What is needed:
Repeat every entry word for word, but leave the images out of your copy.

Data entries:
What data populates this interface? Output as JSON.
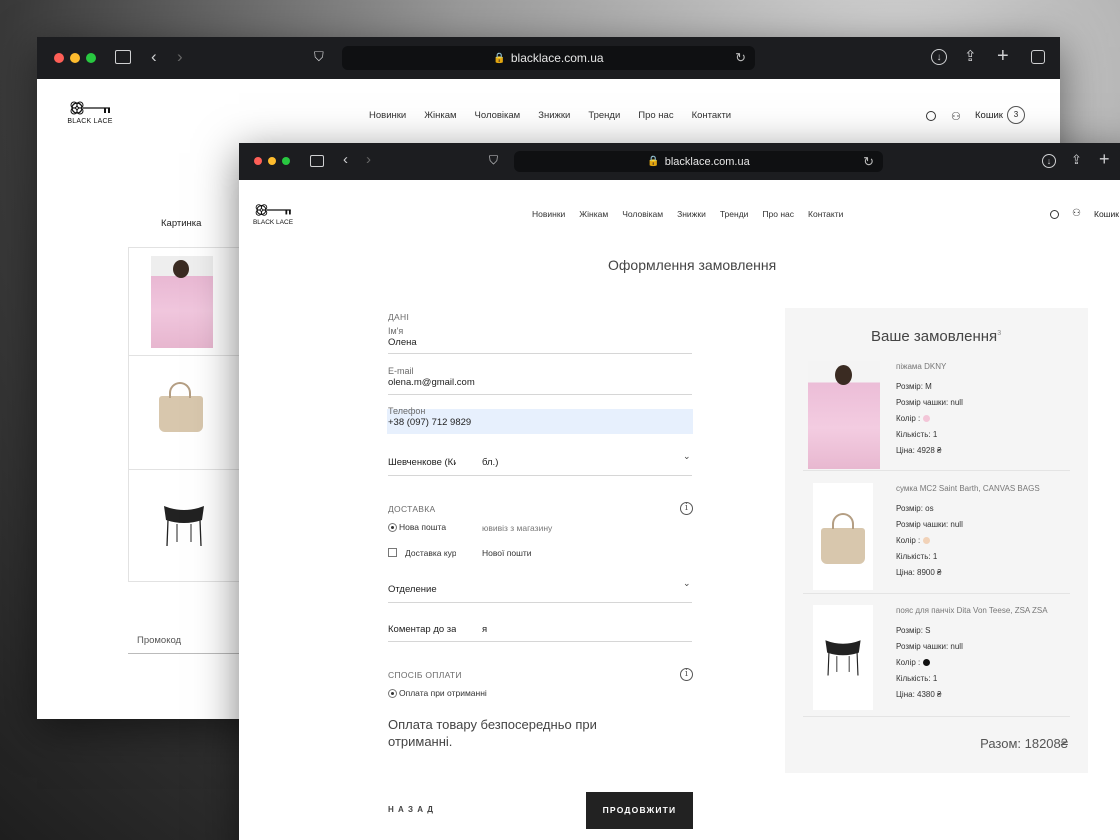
{
  "browser": {
    "url": "blacklace.com.ua"
  },
  "brand": {
    "name": "BLACK LACE"
  },
  "nav": [
    "Новинки",
    "Жінкам",
    "Чоловікам",
    "Знижки",
    "Тренди",
    "Про нас",
    "Контакти"
  ],
  "cart": {
    "label": "Кошик",
    "count": "3"
  },
  "back_page": {
    "column_header": "Картинка",
    "promo_placeholder": "Промокод"
  },
  "checkout": {
    "title": "Оформлення замовлення",
    "data_section": "ДАНІ",
    "name_label": "Ім'я",
    "name_value": "Олена",
    "email_label": "E-mail",
    "email_value": "olena.m@gmail.com",
    "phone_label": "Телефон",
    "phone_value": "+38 (097) 712 9829",
    "region_left": "Шевченкове (Киї",
    "region_right": "бл.)",
    "delivery_section": "ДОСТАВКА",
    "delivery_opt1": "Нова пошта",
    "delivery_opt1_hint": "ювивіз з магазину",
    "delivery_opt2": "Доставка кур",
    "delivery_opt2_hint": "Нової пошти",
    "branch_label": "Отделение",
    "comment_label": "Коментар до зам",
    "comment_suffix": "я",
    "payment_section": "СПОСІБ ОПЛАТИ",
    "payment_opt": "Оплата при отриманні",
    "payment_note": "Оплата товару безпосередньо при отриманні.",
    "back_label": "Н А З А Д",
    "continue_label": "ПРОДОВЖИТИ"
  },
  "order": {
    "title": "Ваше замовлення",
    "count_sup": "3",
    "items": [
      {
        "name": "піжама DKNY",
        "size": "Розмір: M",
        "cup": "Розмір чашки: null",
        "color": "Колір :",
        "color_hex": "#f3c6d8",
        "qty": "Кількість: 1",
        "price": "Ціна: 4928 ₴"
      },
      {
        "name": "сумка MC2 Saint Barth, CANVAS BAGS",
        "size": "Розмір: os",
        "cup": "Розмір чашки: null",
        "color": "Колір :",
        "color_hex": "#f1d2b8",
        "qty": "Кількість: 1",
        "price": "Ціна: 8900 ₴"
      },
      {
        "name": "пояс для панчіх Dita Von Teese, ZSA ZSA",
        "size": "Розмір: S",
        "cup": "Розмір чашки: null",
        "color": "Колір :",
        "color_hex": "#111111",
        "qty": "Кількість: 1",
        "price": "Ціна: 4380 ₴"
      }
    ],
    "total": "Разом: 18208₴"
  }
}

Completed task:
What data populates this interface? Output as JSON.
{
  "browser": {
    "url": "blacklace.com.ua"
  },
  "brand": {
    "name": "BLACK LACE"
  },
  "nav": [
    "Новинки",
    "Жінкам",
    "Чоловікам",
    "Знижки",
    "Тренди",
    "Про нас",
    "Контакти"
  ],
  "cart": {
    "label": "Кошик",
    "count": "3"
  },
  "back_page": {
    "column_header": "Картинка",
    "promo_placeholder": "Промокод"
  },
  "checkout": {
    "title": "Оформлення замовлення",
    "data_section": "ДАНІ",
    "name_label": "Ім'я",
    "name_value": "Олена",
    "email_label": "E-mail",
    "email_value": "olena.m@gmail.com",
    "phone_label": "Телефон",
    "phone_value": "+38 (097) 712 9829",
    "region_left": "Шевченкове (Киї",
    "region_right": "бл.)",
    "delivery_section": "ДОСТАВКА",
    "delivery_opt1": "Нова пошта",
    "delivery_opt1_hint": "ювивіз з магазину",
    "delivery_opt2": "Доставка кур",
    "delivery_opt2_hint": "Нової пошти",
    "branch_label": "Отделение",
    "comment_label": "Коментар до зам",
    "comment_suffix": "я",
    "payment_section": "СПОСІБ ОПЛАТИ",
    "payment_opt": "Оплата при отриманні",
    "payment_note": "Оплата товару безпосередньо при отриманні.",
    "back_label": "Н А З А Д",
    "continue_label": "ПРОДОВЖИТИ"
  },
  "order": {
    "title": "Ваше замовлення",
    "count_sup": "3",
    "items": [
      {
        "name": "піжама DKNY",
        "size": "Розмір: M",
        "cup": "Розмір чашки: null",
        "color": "Колір :",
        "color_hex": "#f3c6d8",
        "qty": "Кількість: 1",
        "price": "Ціна: 4928 ₴"
      },
      {
        "name": "сумка MC2 Saint Barth, CANVAS BAGS",
        "size": "Розмір: os",
        "cup": "Розмір чашки: null",
        "color": "Колір :",
        "color_hex": "#f1d2b8",
        "qty": "Кількість: 1",
        "price": "Ціна: 8900 ₴"
      },
      {
        "name": "пояс для панчіх Dita Von Teese, ZSA ZSA",
        "size": "Розмір: S",
        "cup": "Розмір чашки: null",
        "color": "Колір :",
        "color_hex": "#111111",
        "qty": "Кількість: 1",
        "price": "Ціна: 4380 ₴"
      }
    ],
    "total": "Разом: 18208₴"
  }
}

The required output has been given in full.